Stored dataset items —
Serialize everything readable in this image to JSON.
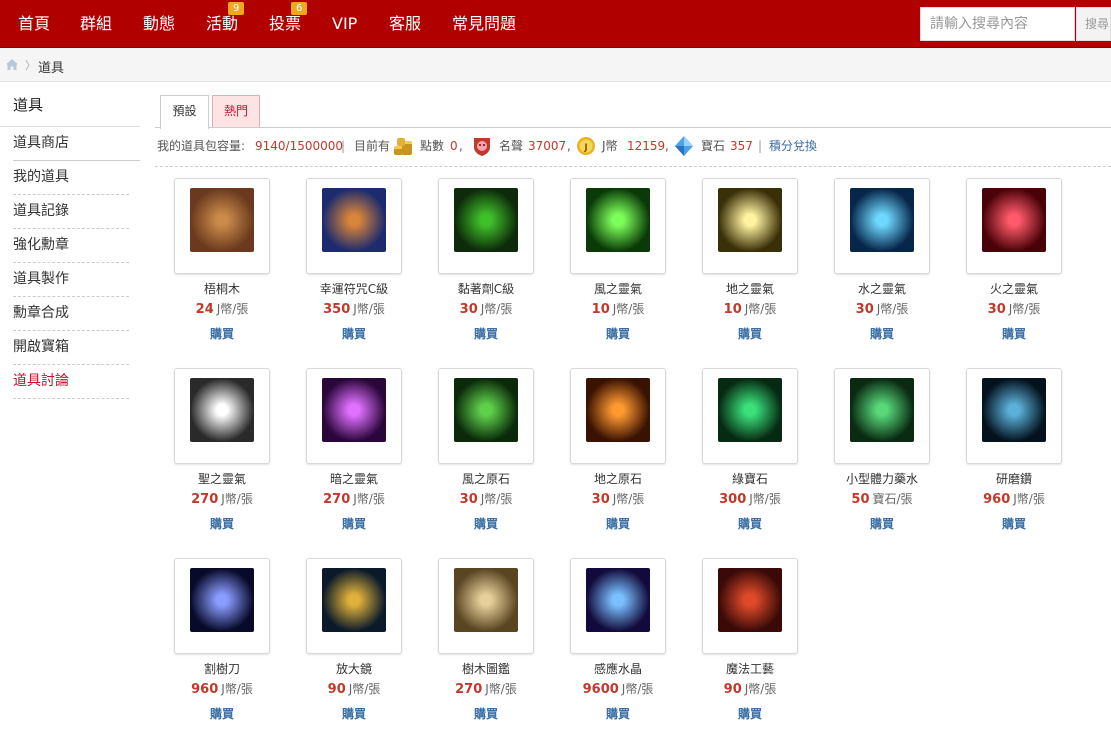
{
  "nav": {
    "items": [
      {
        "label": "首頁"
      },
      {
        "label": "群組"
      },
      {
        "label": "動態"
      },
      {
        "label": "活動",
        "badge": "9"
      },
      {
        "label": "投票",
        "badge": "6"
      },
      {
        "label": "VIP"
      },
      {
        "label": "客服"
      },
      {
        "label": "常見問題"
      }
    ],
    "search_placeholder": "請輸入搜尋內容",
    "search_button": "搜尋"
  },
  "breadcrumb": {
    "separator": "〉",
    "current": "道具"
  },
  "sidebar": {
    "title": "道具",
    "items": [
      {
        "label": "道具商店"
      },
      {
        "label": "我的道具"
      },
      {
        "label": "道具記錄"
      },
      {
        "label": "強化勳章"
      },
      {
        "label": "道具製作"
      },
      {
        "label": "勳章合成"
      },
      {
        "label": "開啟寶箱"
      },
      {
        "label": "道具討論"
      }
    ]
  },
  "tabs": {
    "default": "預設",
    "hot": "熱門"
  },
  "info": {
    "capacity_label": "我的道具包容量:",
    "capacity_value": "9140/1500000",
    "owned_label": "目前有",
    "points_label": "點數",
    "points_value": "0",
    "fame_label": "名聲",
    "fame_value": "37007",
    "coin_label": "J幣",
    "coin_value": "12159",
    "gem_label": "寶石",
    "gem_value": "357",
    "exchange_link": "積分兌換",
    "pipe": "|",
    "comma": ","
  },
  "unit_coin": "J幣/張",
  "unit_gem": "寶石/張",
  "buy_label": "購買",
  "colors": {
    "nav_bg": "#b00000",
    "price": "#c0392b",
    "link": "#3a6ea5",
    "badge": "#f0a81c"
  },
  "items": [
    {
      "name": "梧桐木",
      "price": "24",
      "unit": "J幣/張",
      "icon": "wood-icon"
    },
    {
      "name": "幸運符咒C級",
      "price": "350",
      "unit": "J幣/張",
      "icon": "talisman-icon"
    },
    {
      "name": "黏著劑C級",
      "price": "30",
      "unit": "J幣/張",
      "icon": "potion-bottle-icon"
    },
    {
      "name": "風之靈氣",
      "price": "10",
      "unit": "J幣/張",
      "icon": "wind-aura-icon"
    },
    {
      "name": "地之靈氣",
      "price": "10",
      "unit": "J幣/張",
      "icon": "earth-aura-icon"
    },
    {
      "name": "水之靈氣",
      "price": "30",
      "unit": "J幣/張",
      "icon": "water-aura-icon"
    },
    {
      "name": "火之靈氣",
      "price": "30",
      "unit": "J幣/張",
      "icon": "fire-aura-icon"
    },
    {
      "name": "聖之靈氣",
      "price": "270",
      "unit": "J幣/張",
      "icon": "holy-aura-icon"
    },
    {
      "name": "暗之靈氣",
      "price": "270",
      "unit": "J幣/張",
      "icon": "dark-aura-icon"
    },
    {
      "name": "風之原石",
      "price": "30",
      "unit": "J幣/張",
      "icon": "wind-ore-icon"
    },
    {
      "name": "地之原石",
      "price": "30",
      "unit": "J幣/張",
      "icon": "earth-ore-icon"
    },
    {
      "name": "綠寶石",
      "price": "300",
      "unit": "J幣/張",
      "icon": "emerald-icon"
    },
    {
      "name": "小型體力藥水",
      "price": "50",
      "unit": "寶石/張",
      "icon": "vial-icon"
    },
    {
      "name": "研磨鑽",
      "price": "960",
      "unit": "J幣/張",
      "icon": "drill-icon"
    },
    {
      "name": "割樹刀",
      "price": "960",
      "unit": "J幣/張",
      "icon": "knife-icon"
    },
    {
      "name": "放大鏡",
      "price": "90",
      "unit": "J幣/張",
      "icon": "spyglass-icon"
    },
    {
      "name": "樹木圖鑑",
      "price": "270",
      "unit": "J幣/張",
      "icon": "map-icon"
    },
    {
      "name": "感應水晶",
      "price": "9600",
      "unit": "J幣/張",
      "icon": "crystal-icon"
    },
    {
      "name": "魔法工藝",
      "price": "90",
      "unit": "J幣/張",
      "icon": "spellbook-icon"
    }
  ]
}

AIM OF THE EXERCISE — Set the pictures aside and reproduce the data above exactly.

TASK ANSWER —
Serialize everything readable in this image to JSON.
{
  "nav": {
    "items": [
      {
        "label": "首頁"
      },
      {
        "label": "群組"
      },
      {
        "label": "動態"
      },
      {
        "label": "活動",
        "badge": "9"
      },
      {
        "label": "投票",
        "badge": "6"
      },
      {
        "label": "VIP"
      },
      {
        "label": "客服"
      },
      {
        "label": "常見問題"
      }
    ],
    "search_placeholder": "請輸入搜尋內容",
    "search_button": "搜尋"
  },
  "breadcrumb": {
    "separator": "〉",
    "current": "道具"
  },
  "sidebar": {
    "title": "道具",
    "items": [
      {
        "label": "道具商店"
      },
      {
        "label": "我的道具"
      },
      {
        "label": "道具記錄"
      },
      {
        "label": "強化勳章"
      },
      {
        "label": "道具製作"
      },
      {
        "label": "勳章合成"
      },
      {
        "label": "開啟寶箱"
      },
      {
        "label": "道具討論"
      }
    ]
  },
  "tabs": {
    "default": "預設",
    "hot": "熱門"
  },
  "info": {
    "capacity_label": "我的道具包容量:",
    "capacity_value": "9140/1500000",
    "owned_label": "目前有",
    "points_label": "點數",
    "points_value": "0",
    "fame_label": "名聲",
    "fame_value": "37007",
    "coin_label": "J幣",
    "coin_value": "12159",
    "gem_label": "寶石",
    "gem_value": "357",
    "exchange_link": "積分兌換",
    "pipe": "|",
    "comma": ","
  },
  "unit_coin": "J幣/張",
  "unit_gem": "寶石/張",
  "buy_label": "購買",
  "colors": {
    "nav_bg": "#b00000",
    "price": "#c0392b",
    "link": "#3a6ea5",
    "badge": "#f0a81c"
  },
  "items": [
    {
      "name": "梧桐木",
      "price": "24",
      "unit": "J幣/張",
      "icon": "wood-icon"
    },
    {
      "name": "幸運符咒C級",
      "price": "350",
      "unit": "J幣/張",
      "icon": "talisman-icon"
    },
    {
      "name": "黏著劑C級",
      "price": "30",
      "unit": "J幣/張",
      "icon": "potion-bottle-icon"
    },
    {
      "name": "風之靈氣",
      "price": "10",
      "unit": "J幣/張",
      "icon": "wind-aura-icon"
    },
    {
      "name": "地之靈氣",
      "price": "10",
      "unit": "J幣/張",
      "icon": "earth-aura-icon"
    },
    {
      "name": "水之靈氣",
      "price": "30",
      "unit": "J幣/張",
      "icon": "water-aura-icon"
    },
    {
      "name": "火之靈氣",
      "price": "30",
      "unit": "J幣/張",
      "icon": "fire-aura-icon"
    },
    {
      "name": "聖之靈氣",
      "price": "270",
      "unit": "J幣/張",
      "icon": "holy-aura-icon"
    },
    {
      "name": "暗之靈氣",
      "price": "270",
      "unit": "J幣/張",
      "icon": "dark-aura-icon"
    },
    {
      "name": "風之原石",
      "price": "30",
      "unit": "J幣/張",
      "icon": "wind-ore-icon"
    },
    {
      "name": "地之原石",
      "price": "30",
      "unit": "J幣/張",
      "icon": "earth-ore-icon"
    },
    {
      "name": "綠寶石",
      "price": "300",
      "unit": "J幣/張",
      "icon": "emerald-icon"
    },
    {
      "name": "小型體力藥水",
      "price": "50",
      "unit": "寶石/張",
      "icon": "vial-icon"
    },
    {
      "name": "研磨鑽",
      "price": "960",
      "unit": "J幣/張",
      "icon": "drill-icon"
    },
    {
      "name": "割樹刀",
      "price": "960",
      "unit": "J幣/張",
      "icon": "knife-icon"
    },
    {
      "name": "放大鏡",
      "price": "90",
      "unit": "J幣/張",
      "icon": "spyglass-icon"
    },
    {
      "name": "樹木圖鑑",
      "price": "270",
      "unit": "J幣/張",
      "icon": "map-icon"
    },
    {
      "name": "感應水晶",
      "price": "9600",
      "unit": "J幣/張",
      "icon": "crystal-icon"
    },
    {
      "name": "魔法工藝",
      "price": "90",
      "unit": "J幣/張",
      "icon": "spellbook-icon"
    }
  ]
}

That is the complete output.